# [PROBLEM DESCRIPTION]
When the string "true" occurs in a line of the records, show that line.
Start of RECORDS SHOWN
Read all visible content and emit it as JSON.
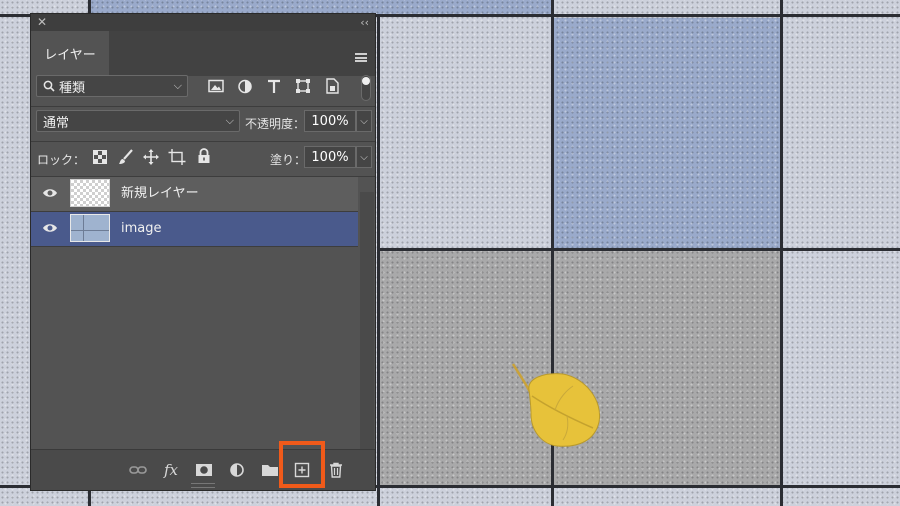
{
  "panel": {
    "close_glyph": "✕",
    "collapse_glyph": "‹‹",
    "tab_label": "レイヤー",
    "filter": {
      "label": "種類",
      "icons": [
        "image-filter-icon",
        "adjustment-filter-icon",
        "type-filter-icon",
        "shape-filter-icon",
        "smart-object-filter-icon"
      ]
    },
    "blend_mode": "通常",
    "opacity_label": "不透明度：",
    "opacity_value": "100%",
    "lock_label": "ロック：",
    "fill_label": "塗り：",
    "fill_value": "100%",
    "layers": [
      {
        "name": "新規レイヤー",
        "visible": true,
        "selected": false,
        "thumbnail": "transparent"
      },
      {
        "name": "image",
        "visible": true,
        "selected": true,
        "thumbnail": "photo"
      }
    ],
    "footer_icons": [
      "link-layers-icon",
      "fx-icon",
      "add-mask-icon",
      "adjustment-layer-icon",
      "new-group-icon",
      "new-layer-icon",
      "delete-layer-icon"
    ],
    "fx_text": "fx"
  },
  "colors": {
    "panel_bg": "#535353",
    "selected_layer": "#4a5a8c",
    "highlight": "#f05a1a",
    "leaf": "#e7c23a"
  }
}
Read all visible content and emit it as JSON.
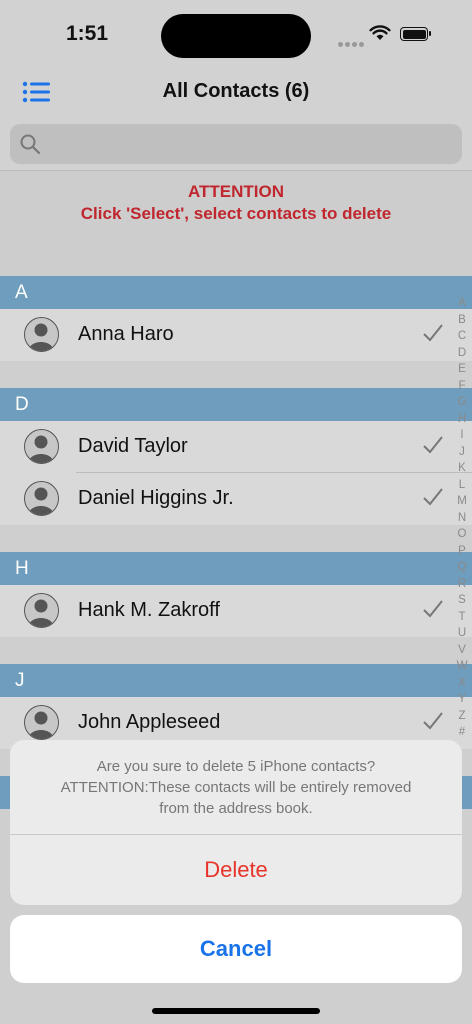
{
  "status": {
    "time": "1:51"
  },
  "nav": {
    "title": "All Contacts (6)"
  },
  "search": {
    "placeholder": ""
  },
  "attention": {
    "line1": "ATTENTION",
    "line2": "Click 'Select', select contacts to delete"
  },
  "sections": [
    {
      "letter": "A",
      "contacts": [
        "Anna Haro"
      ]
    },
    {
      "letter": "D",
      "contacts": [
        "David Taylor",
        "Daniel Higgins Jr."
      ]
    },
    {
      "letter": "H",
      "contacts": [
        "Hank M. Zakroff"
      ]
    },
    {
      "letter": "J",
      "contacts": [
        "John Appleseed"
      ]
    }
  ],
  "index_letters": [
    "A",
    "B",
    "C",
    "D",
    "E",
    "F",
    "G",
    "H",
    "I",
    "J",
    "K",
    "L",
    "M",
    "N",
    "O",
    "P",
    "Q",
    "R",
    "S",
    "T",
    "U",
    "V",
    "W",
    "X",
    "Y",
    "Z",
    "#"
  ],
  "sheet": {
    "message_line1": "Are you sure to delete 5 iPhone contacts?",
    "message_line2": "ATTENTION:These contacts will be entirely removed",
    "message_line3": "from the address book.",
    "delete_label": "Delete",
    "cancel_label": "Cancel"
  },
  "colors": {
    "accent": "#1a73e8",
    "destructive": "#e8352c",
    "section_header": "#6f9dbd",
    "attention": "#c0262d"
  }
}
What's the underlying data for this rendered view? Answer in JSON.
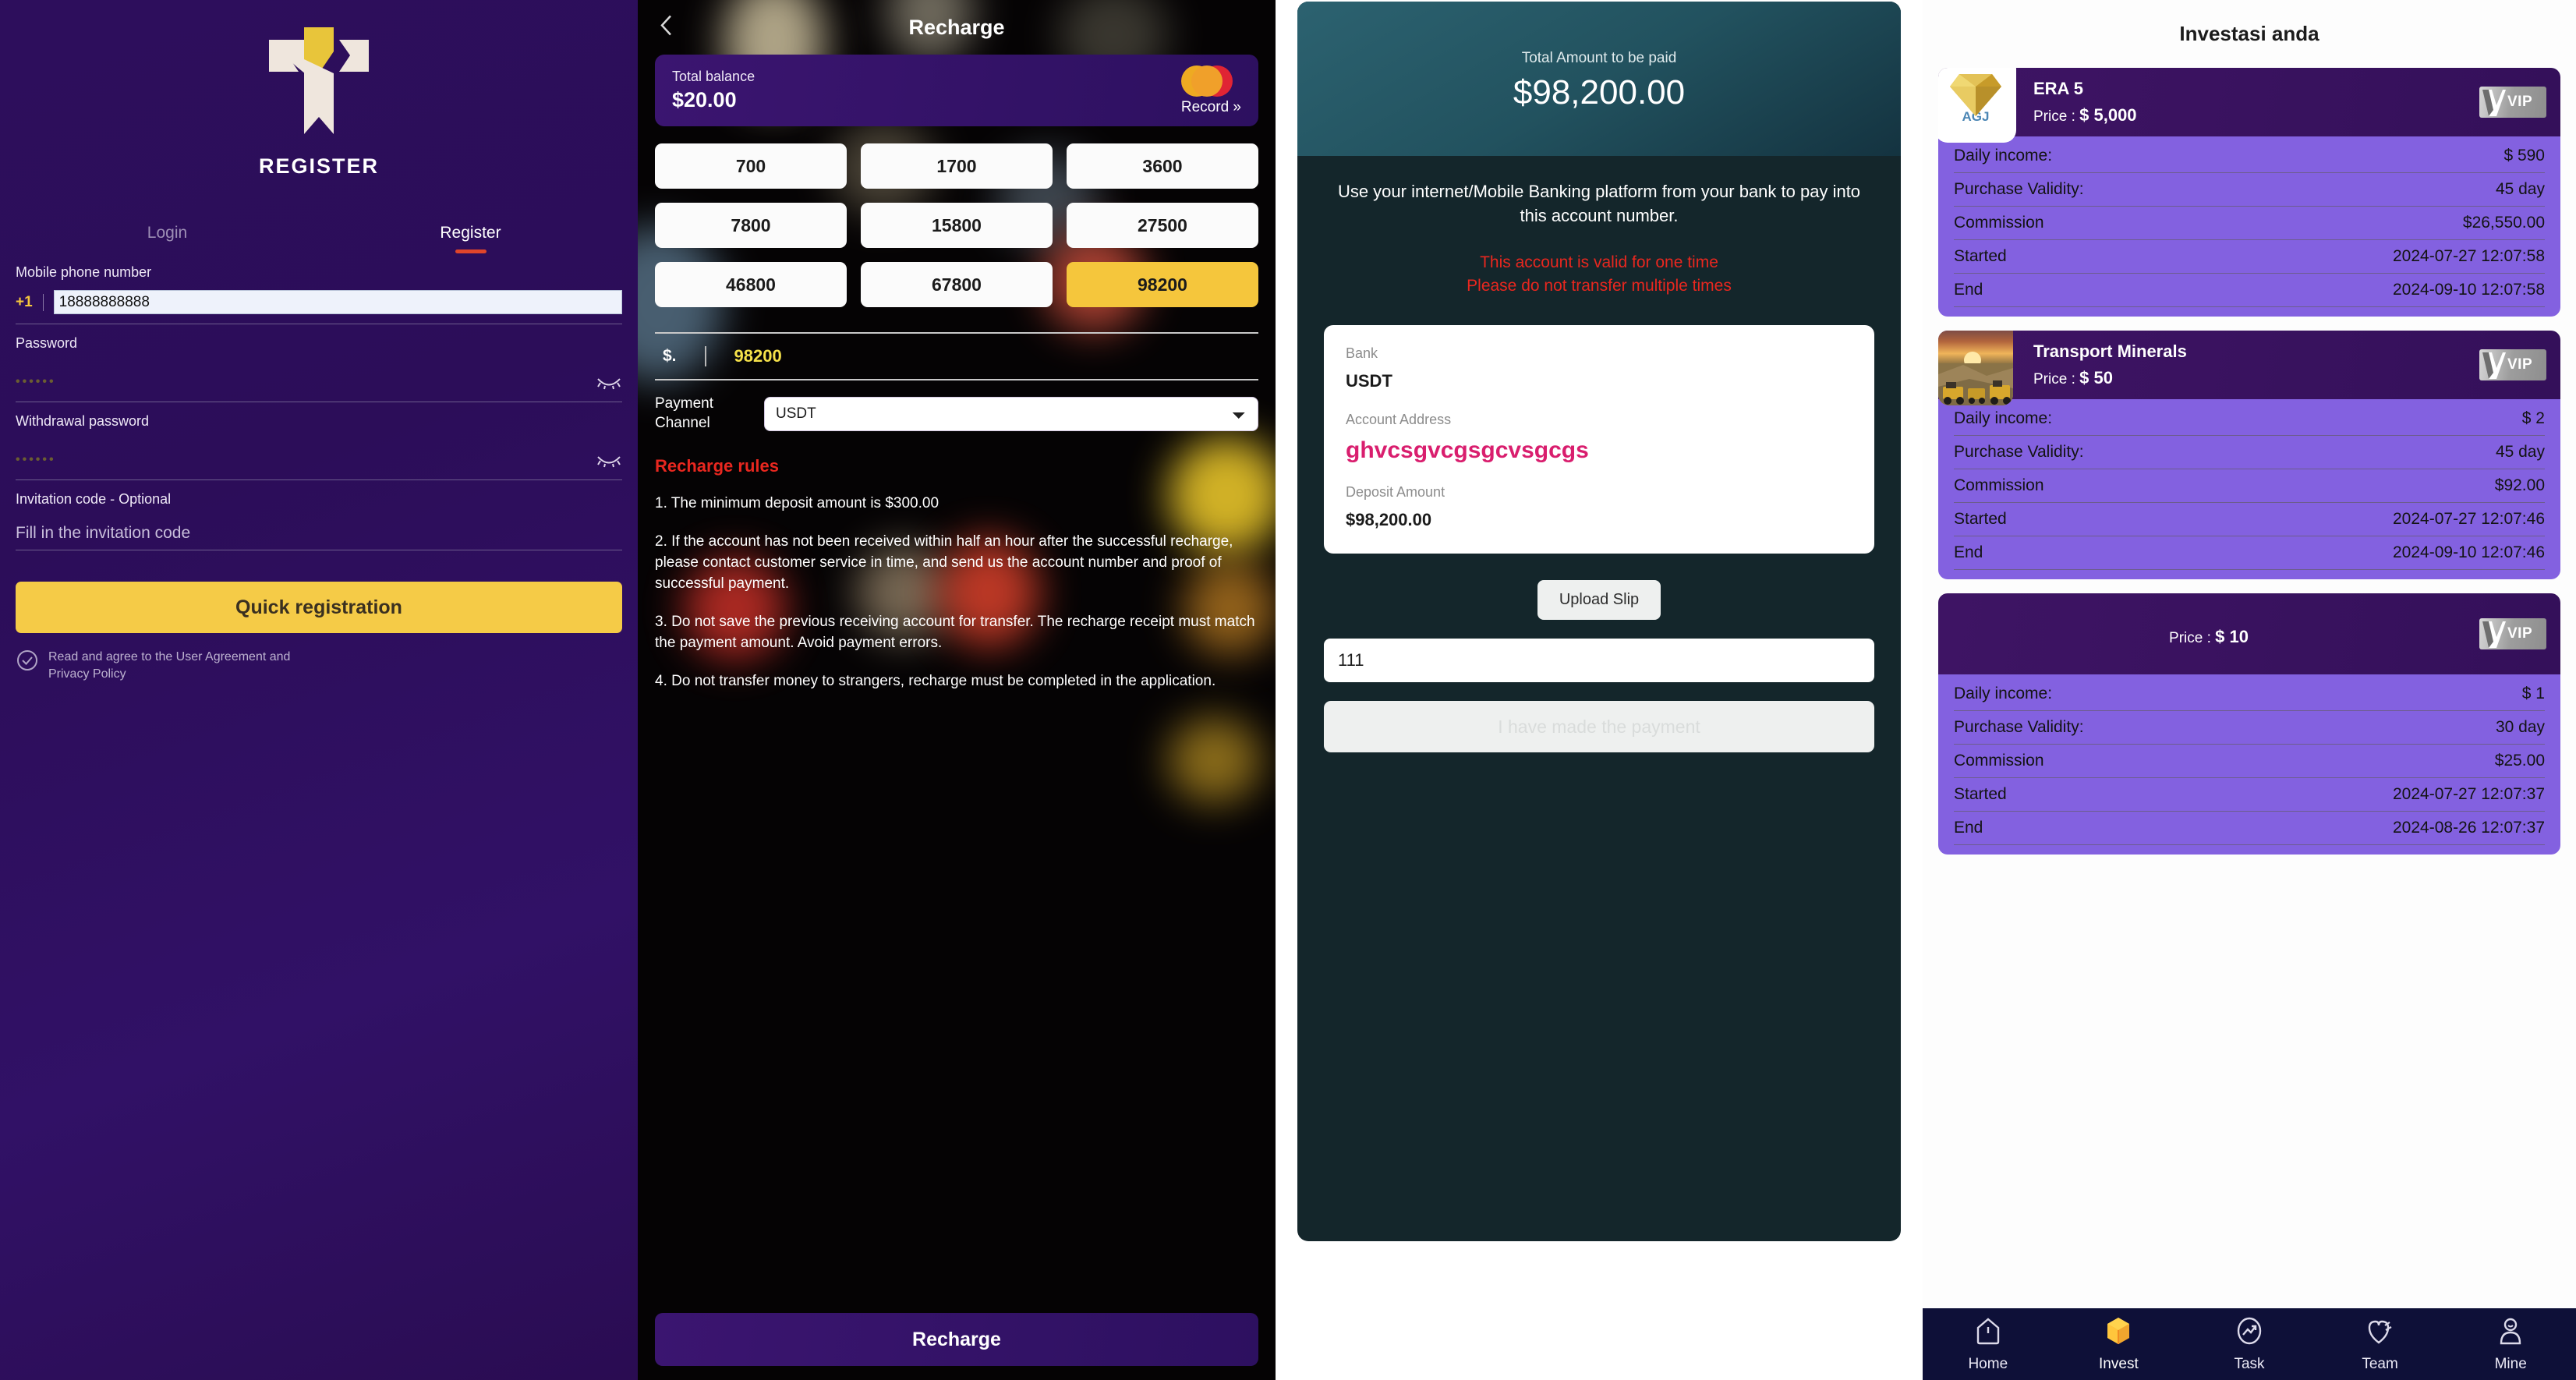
{
  "register": {
    "logo_icon": "brand-logo-icon",
    "title": "REGISTER",
    "tabs": [
      {
        "label": "Login",
        "active": false
      },
      {
        "label": "Register",
        "active": true
      }
    ],
    "phone": {
      "label": "Mobile phone number",
      "country_code": "+1",
      "value": "18888888888"
    },
    "password": {
      "label": "Password",
      "value": "••••••",
      "toggle_icon": "eye-closed-icon"
    },
    "withdrawal_password": {
      "label": "Withdrawal password",
      "value": "••••••",
      "toggle_icon": "eye-closed-icon"
    },
    "invitation": {
      "label": "Invitation code - Optional",
      "placeholder": "Fill in the invitation code",
      "value": ""
    },
    "submit_label": "Quick registration",
    "agreement": {
      "checkbox_icon": "check-circle-icon",
      "text": "Read and agree to the User Agreement and Privacy Policy",
      "checked": true
    },
    "colors": {
      "accent": "#f5cb47",
      "underline": "#e0452a",
      "bg": "#2d0e5c"
    }
  },
  "recharge": {
    "back_icon": "chevron-left-icon",
    "title": "Recharge",
    "balance": {
      "label": "Total balance",
      "amount": "$20.00",
      "record_label": "Record »",
      "card_icon": "mastercard-icon"
    },
    "amount_options": [
      {
        "label": "700",
        "selected": false
      },
      {
        "label": "1700",
        "selected": false
      },
      {
        "label": "3600",
        "selected": false
      },
      {
        "label": "7800",
        "selected": false
      },
      {
        "label": "15800",
        "selected": false
      },
      {
        "label": "27500",
        "selected": false
      },
      {
        "label": "46800",
        "selected": false
      },
      {
        "label": "67800",
        "selected": false
      },
      {
        "label": "98200",
        "selected": true
      }
    ],
    "amount_field": {
      "currency": "$.",
      "value": "98200"
    },
    "payment_channel": {
      "label": "Payment Channel",
      "selected": "USDT",
      "options": [
        "USDT"
      ],
      "chevron_icon": "chevron-down-icon"
    },
    "rules_title": "Recharge rules",
    "rules": [
      "1. The minimum deposit amount is $300.00",
      "2. If the account has not been received within half an hour after the successful recharge, please contact customer service in time, and send us the account number and proof of successful payment.",
      "3. Do not save the previous receiving account for transfer. The recharge receipt must match the payment amount. Avoid payment errors.",
      "4. Do not transfer money to strangers, recharge must be completed in the application."
    ],
    "submit_label": "Recharge",
    "colors": {
      "accent": "#f5c63c",
      "rules": "#e8271f",
      "card": "#3b1570"
    }
  },
  "payment": {
    "total_label": "Total Amount to be paid",
    "total_amount": "$98,200.00",
    "description": "Use your internet/Mobile Banking platform from your bank to pay into this account number.",
    "warning_line1": "This account is valid for one time",
    "warning_line2": "Please do not transfer multiple times",
    "details": {
      "bank_label": "Bank",
      "bank_value": "USDT",
      "address_label": "Account Address",
      "address_value": "ghvcsgvcgsgcvsgcgs",
      "deposit_label": "Deposit Amount",
      "deposit_value": "$98,200.00"
    },
    "upload_label": "Upload Slip",
    "slip_value": "111",
    "slip_placeholder": "",
    "confirm_label": "I have made the payment",
    "confirm_disabled": true,
    "colors": {
      "header": "#2c6270",
      "body": "#14262b",
      "address": "#d91e6e",
      "warning": "#e8271f"
    }
  },
  "investments": {
    "title": "Investasi anda",
    "cards": [
      {
        "name": "ERA 5",
        "price_label": "Price :",
        "price": "$ 5,000",
        "badge": "VIP",
        "badge_icon": "vip-badge-icon",
        "thumb_icon": "diamond-icon",
        "thumb_label": "AGJ",
        "rows": [
          {
            "label": "Daily income:",
            "value": "$ 590"
          },
          {
            "label": "Purchase Validity:",
            "value": "45 day"
          },
          {
            "label": "Commission",
            "value": "$26,550.00"
          },
          {
            "label": "Started",
            "value": "2024-07-27 12:07:58"
          },
          {
            "label": "End",
            "value": "2024-09-10 12:07:58"
          }
        ]
      },
      {
        "name": "Transport Minerals",
        "price_label": "Price :",
        "price": "$ 50",
        "badge": "VIP",
        "badge_icon": "vip-badge-icon",
        "thumb_icon": "mining-photo-icon",
        "thumb_label": "",
        "rows": [
          {
            "label": "Daily income:",
            "value": "$ 2"
          },
          {
            "label": "Purchase Validity:",
            "value": "45 day"
          },
          {
            "label": "Commission",
            "value": "$92.00"
          },
          {
            "label": "Started",
            "value": "2024-07-27 12:07:46"
          },
          {
            "label": "End",
            "value": "2024-09-10 12:07:46"
          }
        ]
      },
      {
        "name": "",
        "price_label": "Price :",
        "price": "$ 10",
        "badge": "VIP",
        "badge_icon": "vip-badge-icon",
        "thumb_icon": "",
        "thumb_label": "",
        "rows": [
          {
            "label": "Daily income:",
            "value": "$ 1"
          },
          {
            "label": "Purchase Validity:",
            "value": "30 day"
          },
          {
            "label": "Commission",
            "value": "$25.00"
          },
          {
            "label": "Started",
            "value": "2024-07-27 12:07:37"
          },
          {
            "label": "End",
            "value": "2024-08-26 12:07:37"
          }
        ]
      }
    ],
    "tabbar": [
      {
        "label": "Home",
        "icon": "home-icon",
        "active": false
      },
      {
        "label": "Invest",
        "icon": "cube-icon",
        "active": true
      },
      {
        "label": "Task",
        "icon": "chart-icon",
        "active": false
      },
      {
        "label": "Team",
        "icon": "team-icon",
        "active": false
      },
      {
        "label": "Mine",
        "icon": "person-icon",
        "active": false
      }
    ],
    "colors": {
      "head": "#3e1464",
      "rows": "#8361e0",
      "tabbar": "#0e1038",
      "active": "#f5a623"
    }
  }
}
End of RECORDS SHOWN
# [RESULT OF THE EXERCISE]
        "visible": true,
        "visible": true,
        "selected": true,
        "active": true
      "checked": true
        "selected": true
    "confirm_disabled": true,
        "active": true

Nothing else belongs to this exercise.